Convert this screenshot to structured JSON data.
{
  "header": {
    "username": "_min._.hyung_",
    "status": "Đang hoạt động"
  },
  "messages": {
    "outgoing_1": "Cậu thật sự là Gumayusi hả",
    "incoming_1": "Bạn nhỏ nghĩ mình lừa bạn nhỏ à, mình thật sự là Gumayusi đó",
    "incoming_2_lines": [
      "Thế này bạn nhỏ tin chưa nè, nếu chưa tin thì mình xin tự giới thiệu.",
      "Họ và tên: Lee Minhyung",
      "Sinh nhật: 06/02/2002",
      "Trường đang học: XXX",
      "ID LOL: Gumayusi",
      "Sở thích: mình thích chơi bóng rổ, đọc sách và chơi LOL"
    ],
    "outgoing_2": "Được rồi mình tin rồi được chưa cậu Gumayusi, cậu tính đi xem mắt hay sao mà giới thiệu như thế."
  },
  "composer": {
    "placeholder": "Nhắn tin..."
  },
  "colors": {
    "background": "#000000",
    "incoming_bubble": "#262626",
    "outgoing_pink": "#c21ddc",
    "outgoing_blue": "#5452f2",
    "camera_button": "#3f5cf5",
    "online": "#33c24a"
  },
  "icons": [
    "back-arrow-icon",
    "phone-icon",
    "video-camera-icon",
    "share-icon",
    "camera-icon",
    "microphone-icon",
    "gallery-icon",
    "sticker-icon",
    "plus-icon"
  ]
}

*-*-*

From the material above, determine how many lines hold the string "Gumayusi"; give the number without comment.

_Written reply_: 4